Holy New Martyr George of Chios (1897)
He was born of Christian parents on Chios. As a boy he was caught stealing melons from a garden with some companions. Brought before the Turkish judge, in fear of punishment he agreed to become a Muslim with the name Ahmed. (This was common practice under the Turkokratia: a Christian brought before the courts would be offered his freedom in return for conversion to Islam. Many gave in.) He returned home, weeping and lamenting his apostasy, and his parents put him (now aged ten) in the care of a good Christian woman to strengthen him in the faith and hide him from the Turkish authorities. At the age of twenty-one he was engaged to a young woman of the town, but quarreled with her brother who, knowing George’s past, went to the authorities and denounced him as an apostate from Islam. George was imprisoned and tortured, but rather than breaking him down his torments strengthened his love of Christ, and he resolved to offer up his life for Him. The priests and faithful of the town held all-night vigil, praying God to give courage to His New Martyr. At daybreak, George was led to the place of execution, saying over and over again the names of the Lord Jesus and his blessed Mother.
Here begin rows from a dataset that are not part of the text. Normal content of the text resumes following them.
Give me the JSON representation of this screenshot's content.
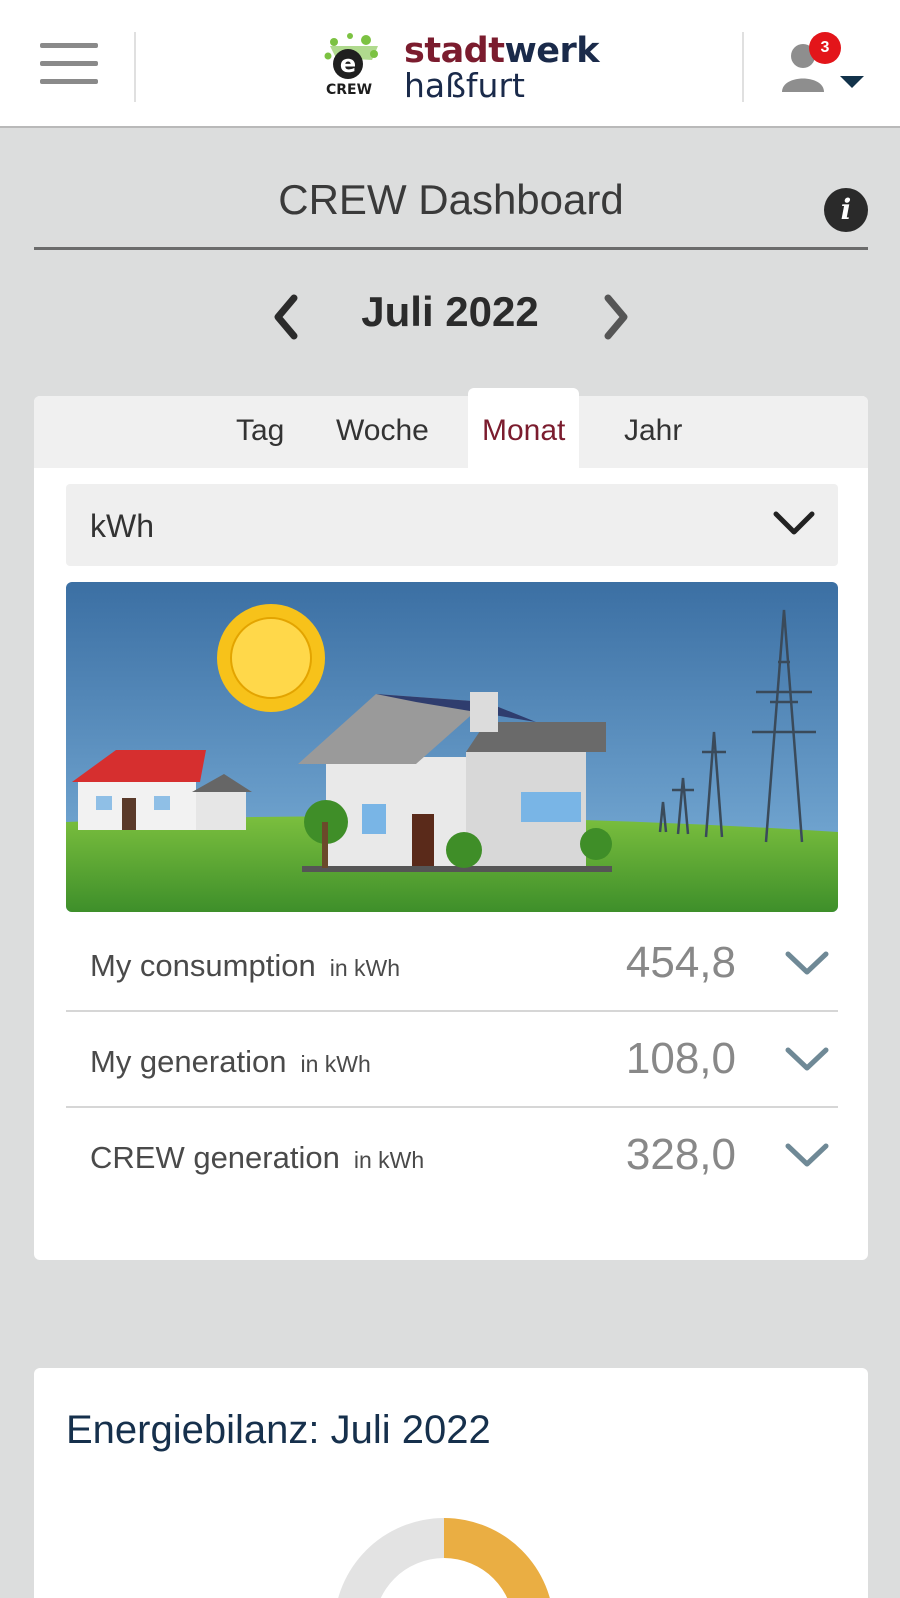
{
  "header": {
    "logo": {
      "brand_part1": "stadt",
      "brand_part2": "werk",
      "brand_line2": "haßfurt",
      "crew_label": "CREW"
    },
    "notifications_count": "3"
  },
  "page_title": "CREW Dashboard",
  "period": {
    "label": "Juli 2022"
  },
  "tabs": [
    {
      "label": "Tag",
      "active": false
    },
    {
      "label": "Woche",
      "active": false
    },
    {
      "label": "Monat",
      "active": true
    },
    {
      "label": "Jahr",
      "active": false
    }
  ],
  "unit_select": {
    "value": "kWh"
  },
  "stats": [
    {
      "label": "My consumption",
      "unit": "in kWh",
      "value": "454,8"
    },
    {
      "label": "My generation",
      "unit": "in kWh",
      "value": "108,0"
    },
    {
      "label": "CREW generation",
      "unit": "in kWh",
      "value": "328,0"
    }
  ],
  "energy_balance": {
    "title": "Energiebilanz: Juli 2022"
  },
  "colors": {
    "brand_red": "#7b1c2e",
    "brand_navy": "#16304c",
    "badge_red": "#e3151a",
    "donut_orange": "#eaae43"
  }
}
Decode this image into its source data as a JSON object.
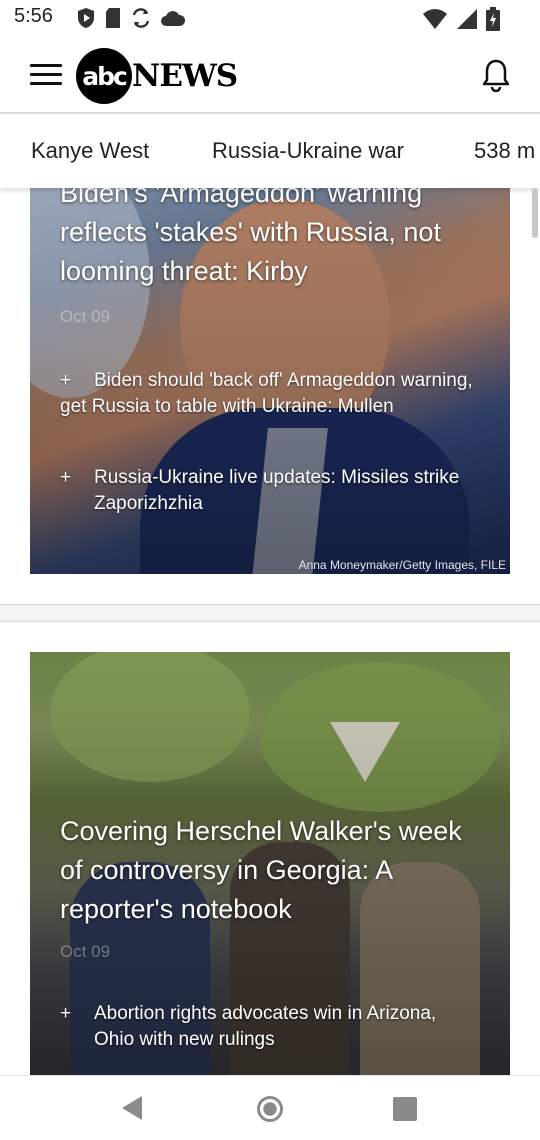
{
  "status_bar": {
    "time": "5:56",
    "left_icons": [
      "play-protect-icon",
      "sd-card-icon",
      "sync-icon",
      "cloud-icon"
    ],
    "right_icons": [
      "wifi-icon",
      "cell-signal-icon",
      "battery-icon"
    ]
  },
  "header": {
    "logo_abc": "abc",
    "logo_news": "NEWS",
    "menu_icon": "hamburger-menu-icon",
    "bell_icon": "notification-bell-icon"
  },
  "topics": [
    {
      "label": "Kanye West"
    },
    {
      "label": "Russia-Ukraine war"
    },
    {
      "label": "538 m"
    }
  ],
  "stories": [
    {
      "headline": "Biden's 'Armageddon' warning reflects 'stakes' with Russia, not looming threat: Kirby",
      "date": "Oct 09",
      "related": [
        "Biden should 'back off' Armageddon warning, get Russia to table with Ukraine: Mullen",
        "Russia-Ukraine live updates: Missiles strike Zaporizhzhia"
      ],
      "credit": "Anna Moneymaker/Getty Images, FILE"
    },
    {
      "headline": "Covering Herschel Walker's week of controversy in Georgia: A reporter's notebook",
      "date": "Oct 09",
      "related": [
        "Abortion rights advocates win in Arizona, Ohio with new rulings"
      ]
    }
  ],
  "nav_bar": {
    "back_icon": "back-triangle-icon",
    "home_icon": "home-circle-icon",
    "recents_icon": "recents-square-icon"
  }
}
He was shot, then beheaded, joining the ranks of the holy Martyrs.